“What I said was that water is a precious liquid as much as the petrol or diesel or oil is a precious liquid and I said that if there was going to be another world war it would not be fought on the basis of oil — such as the Iraqi war — the war would be fought over water,” Nkomo said. “The water resource is getting scarcer and scarcer in the world, and as you might know, only about 2,5% of the world’s water is usable for human consumption. Ninety-six percent is salt so it cannot be used and so it is a scarce resource that we need to manage for mutual benefit of all citizens of the world and if it is mismanaged, the next war will be about water.”

Nkomo has already clashed with Harare Mayor Muchadeyi Masunda over his decision to cut off water supplies to non-paying residents. He ordered Masunda not to cut off supplies saying it would be a violation of the people’s rights.

But analysts say the clash could be just a tip of the iceberg saying Nkomo exercised his powers to score political points and seek relevance.

Masunda argues that residents should settle bills whether they get water supplies or not. He says he has not personally defaulted on water bills although he has not received supplies for years.

Harare residents are angry with the city for exorbitant bills.

Observers say since the Zimbabwe National Water Authority (Zinwa) — who had until recently been given extra judicial powers to provide Zimbabweans with water ran the services into the sewers — the city practically inherited a host of stinky problems.

Under Zinwa management 4 000 Zimbabweans succumbed to a waterborne and preventable cholera disease, a scary number in modern times, further evidence proponents of the school of thought say shows how important the commodity is.
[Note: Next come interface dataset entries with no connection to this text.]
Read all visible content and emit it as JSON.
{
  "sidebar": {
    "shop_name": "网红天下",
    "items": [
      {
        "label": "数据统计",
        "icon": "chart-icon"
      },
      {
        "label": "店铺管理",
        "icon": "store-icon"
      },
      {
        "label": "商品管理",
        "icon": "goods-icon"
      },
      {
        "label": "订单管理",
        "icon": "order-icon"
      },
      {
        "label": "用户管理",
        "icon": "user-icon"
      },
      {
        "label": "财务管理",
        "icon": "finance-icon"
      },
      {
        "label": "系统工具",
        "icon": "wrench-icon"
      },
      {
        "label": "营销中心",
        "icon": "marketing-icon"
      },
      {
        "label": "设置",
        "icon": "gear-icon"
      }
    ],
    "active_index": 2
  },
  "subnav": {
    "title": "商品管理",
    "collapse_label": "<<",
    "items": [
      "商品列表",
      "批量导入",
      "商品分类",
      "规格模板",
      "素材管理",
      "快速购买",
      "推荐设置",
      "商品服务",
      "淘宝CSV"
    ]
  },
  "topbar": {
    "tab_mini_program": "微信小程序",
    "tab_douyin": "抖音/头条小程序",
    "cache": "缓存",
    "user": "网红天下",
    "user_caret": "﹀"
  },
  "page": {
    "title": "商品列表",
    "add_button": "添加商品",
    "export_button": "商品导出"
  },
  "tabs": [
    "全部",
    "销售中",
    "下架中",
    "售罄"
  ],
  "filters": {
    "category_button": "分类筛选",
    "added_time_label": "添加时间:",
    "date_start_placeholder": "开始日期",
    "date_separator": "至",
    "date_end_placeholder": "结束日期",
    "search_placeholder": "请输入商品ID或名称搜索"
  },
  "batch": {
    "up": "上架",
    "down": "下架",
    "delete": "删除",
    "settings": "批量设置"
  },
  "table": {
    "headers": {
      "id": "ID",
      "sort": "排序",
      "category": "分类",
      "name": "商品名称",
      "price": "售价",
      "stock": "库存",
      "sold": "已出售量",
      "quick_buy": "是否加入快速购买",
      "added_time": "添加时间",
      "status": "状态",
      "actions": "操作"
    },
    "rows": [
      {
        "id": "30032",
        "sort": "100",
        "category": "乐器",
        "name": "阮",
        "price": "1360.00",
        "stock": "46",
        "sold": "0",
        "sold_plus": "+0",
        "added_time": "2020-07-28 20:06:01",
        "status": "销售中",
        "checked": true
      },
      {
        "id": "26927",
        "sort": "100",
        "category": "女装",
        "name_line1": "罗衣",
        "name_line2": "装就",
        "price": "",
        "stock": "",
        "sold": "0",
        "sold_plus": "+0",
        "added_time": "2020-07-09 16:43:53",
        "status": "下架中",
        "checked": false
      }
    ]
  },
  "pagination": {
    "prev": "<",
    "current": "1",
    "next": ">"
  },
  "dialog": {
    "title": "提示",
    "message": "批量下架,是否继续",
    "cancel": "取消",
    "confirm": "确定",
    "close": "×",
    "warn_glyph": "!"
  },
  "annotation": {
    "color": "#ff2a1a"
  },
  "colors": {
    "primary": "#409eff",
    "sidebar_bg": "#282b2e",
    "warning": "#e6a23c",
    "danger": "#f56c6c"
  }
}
After firing Harare Mayor Elias Mudzuri and transferring water management and household distribution to Zinwa, Local Government, Urban and Rural Development Minister Ignatius Chombo has taken a back seat, but still meets with Nkomo and Zinwa for what the government official describes as “very good meetings” to create a rapport with all players.

According to Nkomo, Zinwa overstepped its mandate.
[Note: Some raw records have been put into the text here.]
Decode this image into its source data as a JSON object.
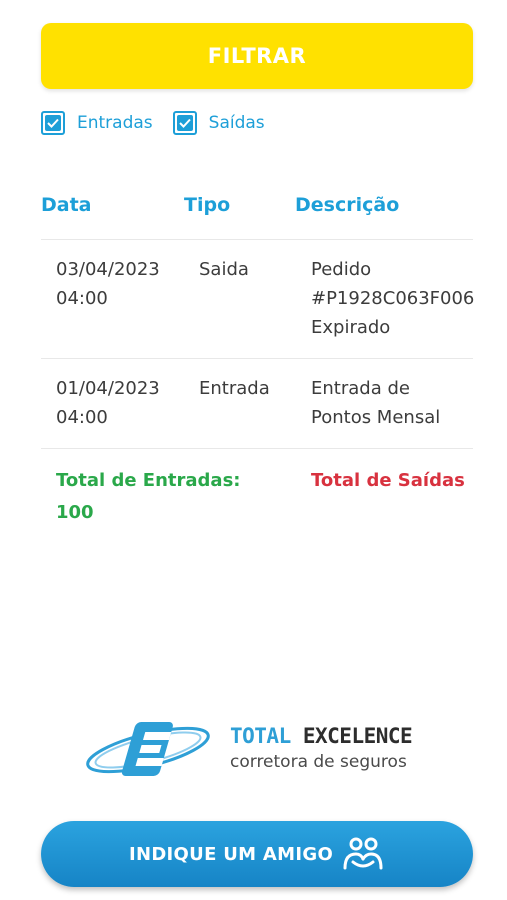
{
  "filter": {
    "label": "FILTRAR"
  },
  "checks": [
    {
      "label": "Entradas",
      "checked": true
    },
    {
      "label": "Saídas",
      "checked": true
    }
  ],
  "table": {
    "headers": [
      "Data",
      "Tipo",
      "Descrição"
    ],
    "rows": [
      {
        "date": "03/04/2023",
        "time": "04:00",
        "type": "Saida",
        "desc": [
          "Pedido",
          "#P1928C063F006",
          "Expirado"
        ]
      },
      {
        "date": "01/04/2023",
        "time": "04:00",
        "type": "Entrada",
        "desc": [
          "Entrada de",
          "Pontos Mensal"
        ]
      }
    ]
  },
  "totals": {
    "in_label": "Total de Entradas:",
    "in_value": "100",
    "out_label": "Total de Saídas"
  },
  "logo": {
    "title_accent": "TOTAL",
    "title_rest": "EXCELENCE",
    "subtitle": "corretora de seguros"
  },
  "indique": {
    "label": "INDIQUE UM AMIGO",
    "icon": "people-icon"
  },
  "colors": {
    "filter_bg": "#ffe100",
    "accent_blue": "#1d9fd8",
    "total_in": "#2aa84a",
    "total_out": "#d8323f"
  }
}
He says Zinwa’s responsibility is not delivering water to households particularly in the major urban areas, cities and towns.

Rather Zinwa’s job is to deliver bulk raw water to the urban authorities and take a back seat while municipalities will then take the raw water, purify it and distribute it to households.
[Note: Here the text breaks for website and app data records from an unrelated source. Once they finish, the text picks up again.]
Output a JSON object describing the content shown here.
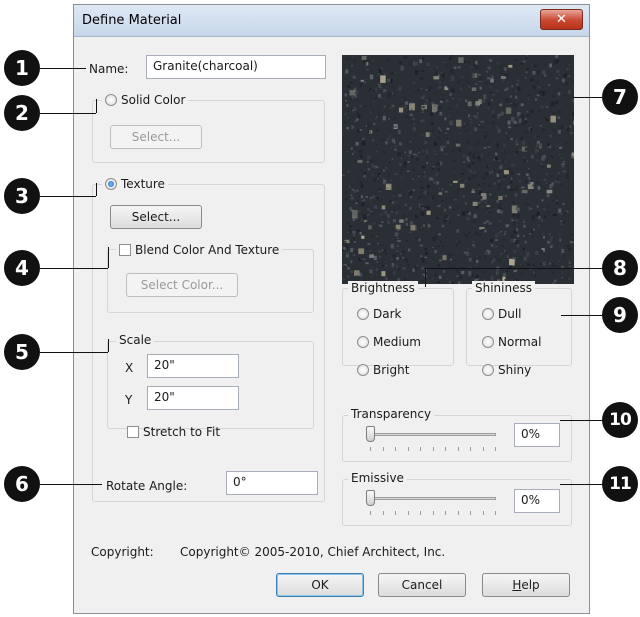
{
  "dialog": {
    "title": "Define Material",
    "close_glyph": "✕"
  },
  "name": {
    "label": "Name:",
    "value": "Granite(charcoal)"
  },
  "solid_color": {
    "label": "Solid Color",
    "selected": false,
    "select_button": "Select..."
  },
  "texture": {
    "label": "Texture",
    "selected": true,
    "select_button": "Select...",
    "blend": {
      "label": "Blend Color And Texture",
      "checked": false,
      "select_color_button": "Select Color..."
    },
    "scale": {
      "legend": "Scale",
      "x_label": "X",
      "x_value": "20\"",
      "y_label": "Y",
      "y_value": "20\"",
      "stretch_label": "Stretch to Fit",
      "stretch_checked": false
    }
  },
  "rotate": {
    "label": "Rotate Angle:",
    "value": "0°"
  },
  "brightness": {
    "legend": "Brightness",
    "options": [
      "Dark",
      "Medium",
      "Bright"
    ]
  },
  "shininess": {
    "legend": "Shininess",
    "options": [
      "Dull",
      "Normal",
      "Shiny"
    ]
  },
  "transparency": {
    "legend": "Transparency",
    "value": "0%",
    "level": 0
  },
  "emissive": {
    "legend": "Emissive",
    "value": "0%",
    "level": 0
  },
  "copyright": {
    "label": "Copyright:",
    "text": "Copyright© 2005-2010, Chief Architect, Inc."
  },
  "buttons": {
    "ok": "OK",
    "cancel": "Cancel",
    "help_mnemonic": "H",
    "help_rest": "elp"
  },
  "callouts": [
    "1",
    "2",
    "3",
    "4",
    "5",
    "6",
    "7",
    "8",
    "9",
    "10",
    "11"
  ],
  "colors": {
    "texture_base": "#2a2e35",
    "callout": "#111111",
    "title_bar": "#c6d6ea",
    "close_button": "#c9482f"
  },
  "icons": {
    "close": "close-icon"
  }
}
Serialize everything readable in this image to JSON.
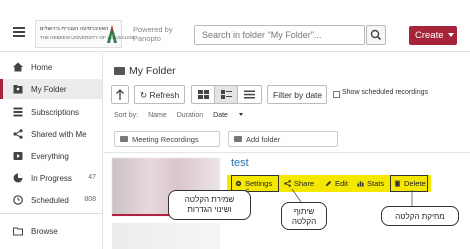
{
  "header": {
    "logo_text_he": "האוניברסיטה העברית בירושלים",
    "logo_text_en": "THE HEBREW UNIVERSITY OF JERUSALEM",
    "powered_by": "Powered by",
    "powered_brand": "Panopto",
    "search_placeholder": "Search in folder \"My Folder\"...",
    "create_label": "Create",
    "brand_color": "#a5243a"
  },
  "sidebar": {
    "items": [
      {
        "label": "Home",
        "icon": "home-icon"
      },
      {
        "label": "My Folder",
        "icon": "user-folder-icon",
        "active": true
      },
      {
        "label": "Subscriptions",
        "icon": "subscriptions-icon"
      },
      {
        "label": "Shared with Me",
        "icon": "share-icon"
      },
      {
        "label": "Everything",
        "icon": "video-icon"
      },
      {
        "label": "In Progress",
        "icon": "progress-icon",
        "count": "47"
      },
      {
        "label": "Scheduled",
        "icon": "clock-icon",
        "count": "808"
      },
      {
        "label": "Browse",
        "icon": "folder-icon"
      }
    ]
  },
  "main": {
    "folder_title": "My Folder",
    "refresh_label": "Refresh",
    "filter_label": "Filter by date",
    "show_scheduled_label": "Show scheduled recordings",
    "sort": {
      "sort_by": "Sort by:",
      "name": "Name",
      "duration": "Duration",
      "date": "Date"
    },
    "meeting_recordings_label": "Meeting Recordings",
    "add_folder_label": "Add folder",
    "recording": {
      "title": "test",
      "actions": [
        "Settings",
        "Share",
        "Edit",
        "Stats",
        "Delete"
      ],
      "highlight_color": "#f5e800"
    }
  },
  "callouts": {
    "settings": [
      "שמירת הקלטה",
      "ושינוי הגדרות"
    ],
    "share": [
      "שיתוף",
      "הקלטה"
    ],
    "delete": "מחיקת הקלטה"
  }
}
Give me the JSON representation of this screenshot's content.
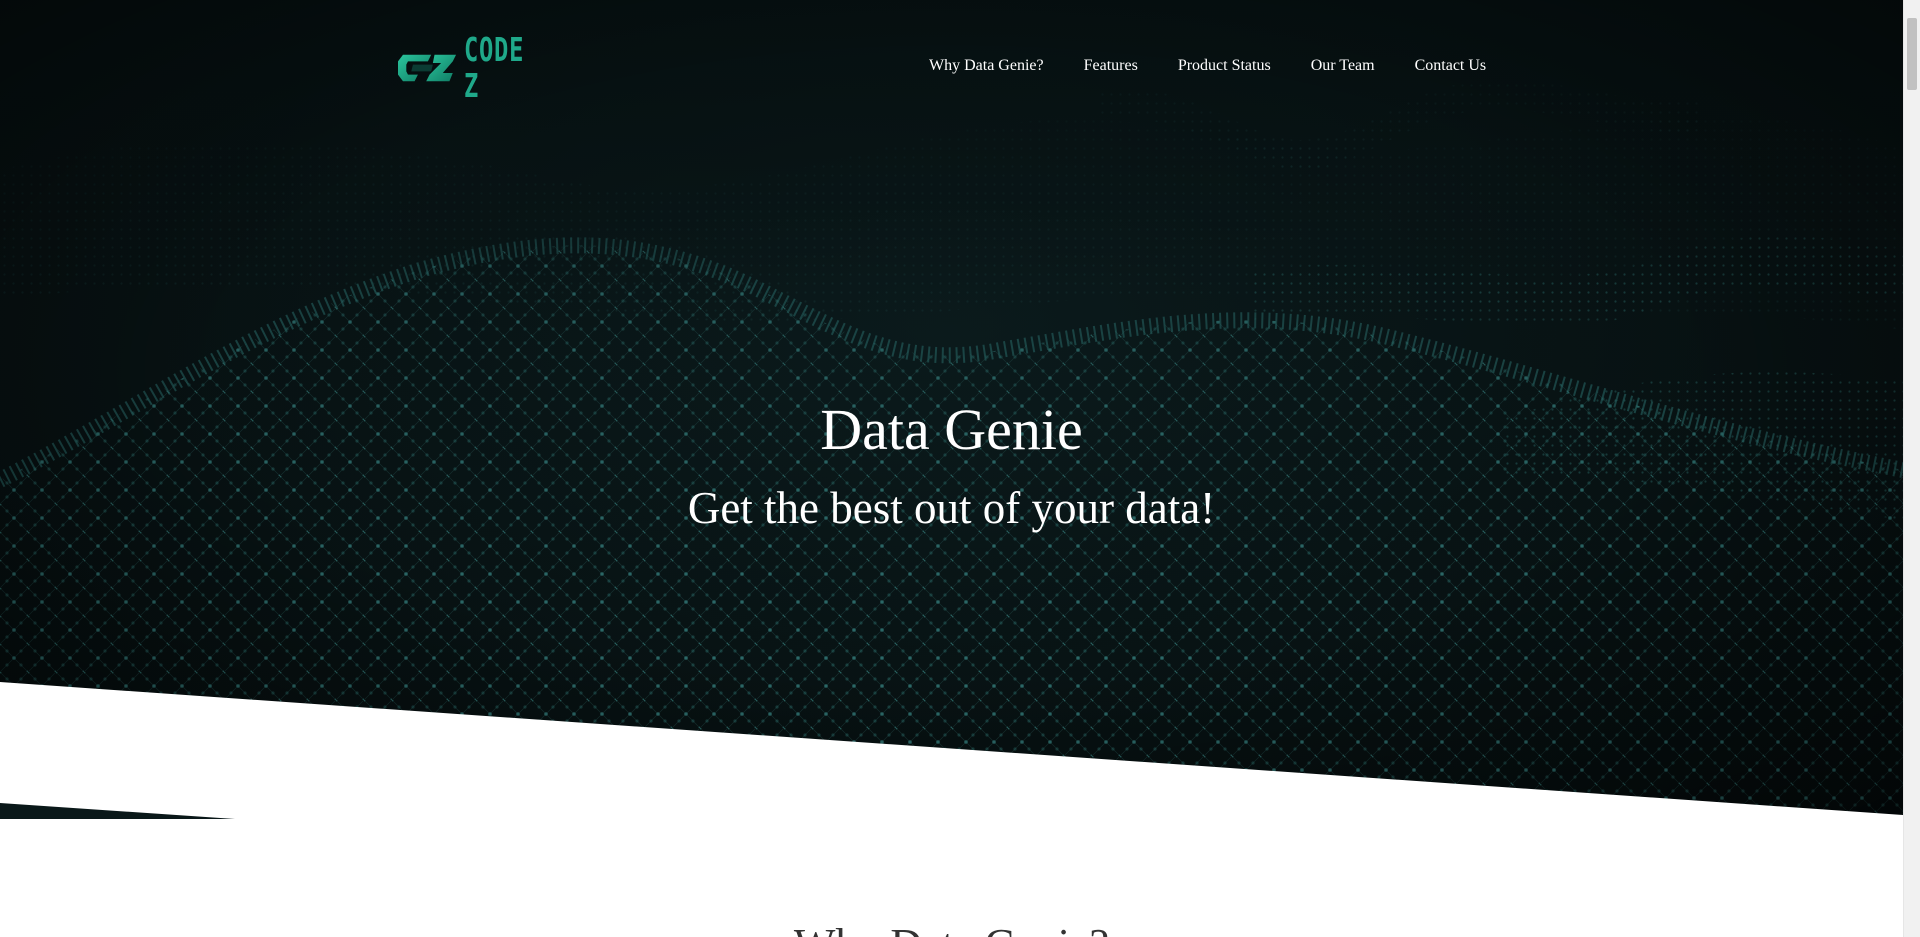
{
  "brand": {
    "name": "CODE Z",
    "accent_color": "#1fa98a"
  },
  "nav": {
    "items": [
      {
        "label": "Why Data Genie?"
      },
      {
        "label": "Features"
      },
      {
        "label": "Product Status"
      },
      {
        "label": "Our Team"
      },
      {
        "label": "Contact Us"
      }
    ]
  },
  "hero": {
    "title": "Data Genie",
    "subtitle": "Get the best out of your data!",
    "background_color": "#071112",
    "wave_color": "#2a6b6b"
  },
  "section": {
    "heading": "Why Data Genie?"
  }
}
“Now that’s its core business — except in the other smaller towns, growth points where Zinwa does deliver clear water,” Sipepa says.

Nkomo — appointed into office on an MDC-T ticket — says his ministry administers the Water Act as well as the Zinwa Act. Basically that means Nkomo is the only government official empowered by two long Acts to demand attention on water matters.

He says: “The Water Act is required to make sure that there is water for every citizen in Zimbabwe and uses Zinwa as its arm for achieving that objective.”

“Zinwa can now revert to doing what it knows best, what the Zinwa Act actually requires it to do — that’s to deliver bulk raw water to local authorities and that’s what they will continue to do. And they will continue to deliver clear water to growth points and to rural areas and so forth, that’s what it is going to do.”

The city or urban authorities, according to Nkomo, are the ones who call the shots under his supervision.
Harare’s water problems will persist until government constructs Kunzvi Dam and raise financial resources to repair plant and treatment facilities.

According to a paper compiled recently by Nkomo, the water crisis was a result of years of absence of funding to recapitalise and failure to expand capacity despite evidence that the urban population was growing at what he described as an “alarming state.”

Harare needs 1 200 megalitres of water daily, the Morton Jaffrey plant has a maximum capacity of up to 614 megalitres daily, 50% less of the capital’s requirements.

The plant is also not operating in full capacity and currently produces 400-500 megalitres per day, less than half of Harare’s demands.

Nkomo said over 40% of the city’s gross clear water produced does not find its way to the consumers limiting volumes supplied.

Water from Chivero and Manyame dams is not helping, Nkomo said, adding that the water is either of poor quality or is “heavily polluted with sewerage and industrial waste”.

Chris Muronzi